Another fish followed a few minutes later on Jackson’s rod, but after a few cranks, he passed the duties on to his older brother and a stockier fish came up. AJ asked if he could land it, and I took the rod while he scooped the fish up in the soft black mesh of the net with a laugh. Both boys returned to their worm races as I cast after the fish that seemed to revel in the quick cooldown brought on by the passing clouds and shot of rain.
The joy of fishing with kids can’t be understated, especially when monitoring their equipment for them in those times in between casting, reeling and watching a bobber settling in. As I glanced over for the yellow top and orange top of their assigned slipfloats, I struggled to find the latter and followed the tightening monofilament back to the boat to see AJ’s rod jump with the surge of a running fish. As I handed him the rod, I took note of weight at the end of the line and heard the protesting half-grind, half-wail of the spincast reel as the drag mechanism engaged, releasing more mono to the run of the fish.
He made no progress on the retrieve of the surging opponent, and I cautiously helped him turn the dial on the base of the kiddie combination that was bent in about as big of an arc as a three-foot pole can be. Bit by bit, the fish came closer to the boat, but remained deep below us. Finally, I saw a flash magnified by the volume of water between the transom and the fish and I gulped hard, and tried not to startle my son with the size of the large holdover rainbow that had found his offering amidst the hungry masses of this year’s stocked fish. While below us, it looked like it could have been 25 inches, I knew it would still be the biggest I had seen in the little lake, and certainly AJ’s largest fish of any kind thus far. As it came up through the column, taxing every turn of AJ’s reel, it didn’t shrink much, even when it breached the surface and ran around the net three or four times, attempting to shake the jig stuck in the corner of its mouth before a pass provided an ideal moment to finally corral the trout. At 21 inches, it was the largest small-lake rainbow I had seen in more than a decade.

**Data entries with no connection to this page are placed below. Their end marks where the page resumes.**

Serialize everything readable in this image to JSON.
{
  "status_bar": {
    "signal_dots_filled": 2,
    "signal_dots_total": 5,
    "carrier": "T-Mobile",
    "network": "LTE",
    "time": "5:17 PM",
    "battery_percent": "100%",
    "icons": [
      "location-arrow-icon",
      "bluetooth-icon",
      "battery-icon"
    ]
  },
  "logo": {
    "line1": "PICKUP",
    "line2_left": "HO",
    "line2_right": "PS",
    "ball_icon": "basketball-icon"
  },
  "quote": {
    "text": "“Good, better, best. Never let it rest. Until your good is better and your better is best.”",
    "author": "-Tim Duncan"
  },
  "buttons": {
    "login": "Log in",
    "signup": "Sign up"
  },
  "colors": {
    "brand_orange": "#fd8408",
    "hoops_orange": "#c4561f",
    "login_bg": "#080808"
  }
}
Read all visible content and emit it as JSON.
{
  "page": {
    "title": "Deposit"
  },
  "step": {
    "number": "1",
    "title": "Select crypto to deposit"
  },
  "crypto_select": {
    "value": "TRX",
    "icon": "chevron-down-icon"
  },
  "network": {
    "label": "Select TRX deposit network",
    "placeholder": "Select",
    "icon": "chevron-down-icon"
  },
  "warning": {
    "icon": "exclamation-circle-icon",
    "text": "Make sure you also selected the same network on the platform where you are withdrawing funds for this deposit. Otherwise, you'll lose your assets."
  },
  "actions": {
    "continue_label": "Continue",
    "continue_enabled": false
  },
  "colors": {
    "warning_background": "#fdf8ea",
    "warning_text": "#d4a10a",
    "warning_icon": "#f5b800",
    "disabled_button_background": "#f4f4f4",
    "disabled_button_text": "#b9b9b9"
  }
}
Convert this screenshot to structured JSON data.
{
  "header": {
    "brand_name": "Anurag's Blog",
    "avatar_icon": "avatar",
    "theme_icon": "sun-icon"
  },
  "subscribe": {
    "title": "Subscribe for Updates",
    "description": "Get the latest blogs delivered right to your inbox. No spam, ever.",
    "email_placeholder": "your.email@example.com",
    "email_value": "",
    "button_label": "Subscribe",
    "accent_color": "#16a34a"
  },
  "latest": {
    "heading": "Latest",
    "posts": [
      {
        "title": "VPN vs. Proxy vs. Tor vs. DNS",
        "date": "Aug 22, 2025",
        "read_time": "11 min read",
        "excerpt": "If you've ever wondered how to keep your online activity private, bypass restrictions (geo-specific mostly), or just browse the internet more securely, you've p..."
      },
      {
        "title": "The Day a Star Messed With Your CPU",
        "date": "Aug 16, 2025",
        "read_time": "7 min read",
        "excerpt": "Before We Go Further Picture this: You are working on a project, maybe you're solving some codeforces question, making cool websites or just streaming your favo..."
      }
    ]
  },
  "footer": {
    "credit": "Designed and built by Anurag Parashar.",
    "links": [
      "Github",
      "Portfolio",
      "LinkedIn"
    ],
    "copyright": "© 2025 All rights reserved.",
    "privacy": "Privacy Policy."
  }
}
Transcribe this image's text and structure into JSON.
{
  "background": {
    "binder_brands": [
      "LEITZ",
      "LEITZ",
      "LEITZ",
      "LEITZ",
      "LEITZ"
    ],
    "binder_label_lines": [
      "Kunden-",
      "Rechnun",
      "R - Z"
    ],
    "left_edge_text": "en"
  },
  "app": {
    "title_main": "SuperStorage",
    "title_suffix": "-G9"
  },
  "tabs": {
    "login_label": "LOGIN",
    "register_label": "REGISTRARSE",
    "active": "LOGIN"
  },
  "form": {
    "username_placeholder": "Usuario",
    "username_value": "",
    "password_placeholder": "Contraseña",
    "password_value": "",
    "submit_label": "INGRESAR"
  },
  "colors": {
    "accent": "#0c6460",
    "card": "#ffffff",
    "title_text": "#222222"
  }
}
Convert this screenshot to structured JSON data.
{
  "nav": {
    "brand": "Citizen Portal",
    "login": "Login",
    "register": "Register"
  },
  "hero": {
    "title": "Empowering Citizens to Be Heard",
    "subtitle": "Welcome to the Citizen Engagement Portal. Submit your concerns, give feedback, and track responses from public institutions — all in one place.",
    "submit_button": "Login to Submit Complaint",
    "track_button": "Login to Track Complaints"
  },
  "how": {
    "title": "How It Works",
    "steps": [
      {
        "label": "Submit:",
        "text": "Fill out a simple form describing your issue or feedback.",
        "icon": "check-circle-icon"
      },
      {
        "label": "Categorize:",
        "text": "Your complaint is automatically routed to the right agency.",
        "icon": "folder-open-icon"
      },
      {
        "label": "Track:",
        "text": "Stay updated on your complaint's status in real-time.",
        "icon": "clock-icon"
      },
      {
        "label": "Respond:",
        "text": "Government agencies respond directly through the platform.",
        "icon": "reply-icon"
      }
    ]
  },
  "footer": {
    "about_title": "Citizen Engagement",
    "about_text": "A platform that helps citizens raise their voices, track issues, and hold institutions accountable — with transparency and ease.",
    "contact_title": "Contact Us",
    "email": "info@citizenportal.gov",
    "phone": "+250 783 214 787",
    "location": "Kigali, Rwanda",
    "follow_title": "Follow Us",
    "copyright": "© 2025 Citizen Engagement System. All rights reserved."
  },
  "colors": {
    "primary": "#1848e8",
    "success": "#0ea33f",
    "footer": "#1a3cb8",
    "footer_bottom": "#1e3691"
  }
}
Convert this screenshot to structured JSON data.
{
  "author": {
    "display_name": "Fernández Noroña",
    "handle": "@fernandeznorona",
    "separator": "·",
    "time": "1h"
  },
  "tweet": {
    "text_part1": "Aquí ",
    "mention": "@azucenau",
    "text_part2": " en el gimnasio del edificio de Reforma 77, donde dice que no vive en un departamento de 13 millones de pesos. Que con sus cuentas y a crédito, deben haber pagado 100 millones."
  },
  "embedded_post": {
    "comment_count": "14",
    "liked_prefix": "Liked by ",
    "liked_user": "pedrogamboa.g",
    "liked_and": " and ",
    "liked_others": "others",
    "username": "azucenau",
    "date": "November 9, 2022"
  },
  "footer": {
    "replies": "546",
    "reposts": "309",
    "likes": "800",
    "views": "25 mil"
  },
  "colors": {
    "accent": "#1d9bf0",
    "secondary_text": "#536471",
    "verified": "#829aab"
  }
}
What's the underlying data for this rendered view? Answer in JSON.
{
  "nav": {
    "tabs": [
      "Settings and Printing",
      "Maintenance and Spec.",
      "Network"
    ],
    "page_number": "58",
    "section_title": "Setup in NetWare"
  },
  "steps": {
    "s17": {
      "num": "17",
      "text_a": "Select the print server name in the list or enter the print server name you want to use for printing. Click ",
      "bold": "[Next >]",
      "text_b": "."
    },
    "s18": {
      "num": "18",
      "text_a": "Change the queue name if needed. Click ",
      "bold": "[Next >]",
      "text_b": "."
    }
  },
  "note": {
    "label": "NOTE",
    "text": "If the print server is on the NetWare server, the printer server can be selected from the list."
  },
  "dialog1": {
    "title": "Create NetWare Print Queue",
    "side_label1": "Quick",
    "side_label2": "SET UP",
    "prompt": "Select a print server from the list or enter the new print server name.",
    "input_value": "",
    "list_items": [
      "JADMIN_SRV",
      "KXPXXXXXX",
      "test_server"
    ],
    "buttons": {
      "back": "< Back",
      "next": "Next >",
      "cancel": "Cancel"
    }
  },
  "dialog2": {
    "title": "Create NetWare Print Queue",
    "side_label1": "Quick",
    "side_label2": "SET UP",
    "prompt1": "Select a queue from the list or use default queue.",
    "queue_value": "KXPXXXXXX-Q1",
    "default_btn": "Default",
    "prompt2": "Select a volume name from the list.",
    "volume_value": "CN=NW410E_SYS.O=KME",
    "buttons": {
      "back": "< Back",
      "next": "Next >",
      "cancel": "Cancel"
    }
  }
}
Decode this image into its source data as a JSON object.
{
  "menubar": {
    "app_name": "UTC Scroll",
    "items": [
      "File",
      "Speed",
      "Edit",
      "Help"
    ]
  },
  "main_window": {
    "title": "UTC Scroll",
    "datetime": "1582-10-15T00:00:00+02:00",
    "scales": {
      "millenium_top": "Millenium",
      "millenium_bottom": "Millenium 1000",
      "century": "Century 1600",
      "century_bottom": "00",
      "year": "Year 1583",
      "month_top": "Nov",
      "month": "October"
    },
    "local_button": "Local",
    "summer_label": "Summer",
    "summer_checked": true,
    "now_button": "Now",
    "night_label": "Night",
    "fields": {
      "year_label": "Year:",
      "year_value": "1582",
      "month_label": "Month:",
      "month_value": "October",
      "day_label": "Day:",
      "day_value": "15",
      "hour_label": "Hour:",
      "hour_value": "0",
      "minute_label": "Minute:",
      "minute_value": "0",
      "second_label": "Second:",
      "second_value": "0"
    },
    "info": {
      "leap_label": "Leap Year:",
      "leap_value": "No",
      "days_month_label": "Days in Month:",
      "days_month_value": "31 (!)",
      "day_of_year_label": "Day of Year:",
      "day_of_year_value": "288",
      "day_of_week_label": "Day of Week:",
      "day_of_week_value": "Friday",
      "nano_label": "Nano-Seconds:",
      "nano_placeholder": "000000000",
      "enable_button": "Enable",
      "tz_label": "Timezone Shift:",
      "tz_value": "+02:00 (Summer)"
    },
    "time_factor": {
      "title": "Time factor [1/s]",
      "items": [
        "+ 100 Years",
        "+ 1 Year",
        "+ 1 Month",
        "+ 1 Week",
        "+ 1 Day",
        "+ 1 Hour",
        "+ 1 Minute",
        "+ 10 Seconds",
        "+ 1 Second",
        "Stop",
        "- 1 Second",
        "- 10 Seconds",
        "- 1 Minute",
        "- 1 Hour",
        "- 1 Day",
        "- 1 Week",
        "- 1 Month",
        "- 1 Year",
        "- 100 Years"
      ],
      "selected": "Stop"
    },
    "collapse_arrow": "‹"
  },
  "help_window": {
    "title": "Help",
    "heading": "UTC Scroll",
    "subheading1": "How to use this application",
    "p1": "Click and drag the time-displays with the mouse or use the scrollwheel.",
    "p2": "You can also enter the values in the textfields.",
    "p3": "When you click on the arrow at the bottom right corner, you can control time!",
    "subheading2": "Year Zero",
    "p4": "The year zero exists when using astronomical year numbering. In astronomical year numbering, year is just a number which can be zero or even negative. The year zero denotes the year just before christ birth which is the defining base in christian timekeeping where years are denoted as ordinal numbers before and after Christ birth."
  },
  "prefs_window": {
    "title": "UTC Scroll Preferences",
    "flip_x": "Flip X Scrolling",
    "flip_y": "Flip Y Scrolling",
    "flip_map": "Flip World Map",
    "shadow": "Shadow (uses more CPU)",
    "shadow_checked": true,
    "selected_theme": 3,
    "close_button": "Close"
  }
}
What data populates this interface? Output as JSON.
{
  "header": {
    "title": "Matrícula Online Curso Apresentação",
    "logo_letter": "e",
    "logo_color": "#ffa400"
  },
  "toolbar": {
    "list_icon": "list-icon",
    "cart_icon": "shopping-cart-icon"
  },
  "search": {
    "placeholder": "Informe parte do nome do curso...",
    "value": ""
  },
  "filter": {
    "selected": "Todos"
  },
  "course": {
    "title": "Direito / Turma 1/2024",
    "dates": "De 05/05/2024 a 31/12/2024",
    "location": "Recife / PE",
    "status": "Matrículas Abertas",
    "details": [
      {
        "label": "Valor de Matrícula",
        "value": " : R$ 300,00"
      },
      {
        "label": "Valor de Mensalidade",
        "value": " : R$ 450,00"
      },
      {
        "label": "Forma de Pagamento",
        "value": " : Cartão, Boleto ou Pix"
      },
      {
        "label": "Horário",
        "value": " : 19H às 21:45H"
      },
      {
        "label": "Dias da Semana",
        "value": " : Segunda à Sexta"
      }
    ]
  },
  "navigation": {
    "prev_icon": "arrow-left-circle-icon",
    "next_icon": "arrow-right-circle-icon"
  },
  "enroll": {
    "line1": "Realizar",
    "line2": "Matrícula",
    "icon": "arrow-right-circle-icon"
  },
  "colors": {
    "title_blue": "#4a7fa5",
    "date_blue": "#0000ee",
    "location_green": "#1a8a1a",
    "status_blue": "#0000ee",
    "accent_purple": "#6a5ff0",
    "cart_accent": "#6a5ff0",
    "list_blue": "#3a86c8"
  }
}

With a bear hug, AJ held the trout for a quick photo before releasing it back into the lake with a splash. The three of us watched the trout sit dazed on the surface for a moment before the quick flip of its tail sent a spray of water into our faces and the fish zipping into the depths of the lake and our memories. The trout made our three-man crew content with the hour or so on the water, so I pulled the anchor and the boys took turns hitting either side of the trolling motor pedal with their hands until we arrived at the metal dock, bringing to a close an exciting evening of rain and rainbows…in our outdoors.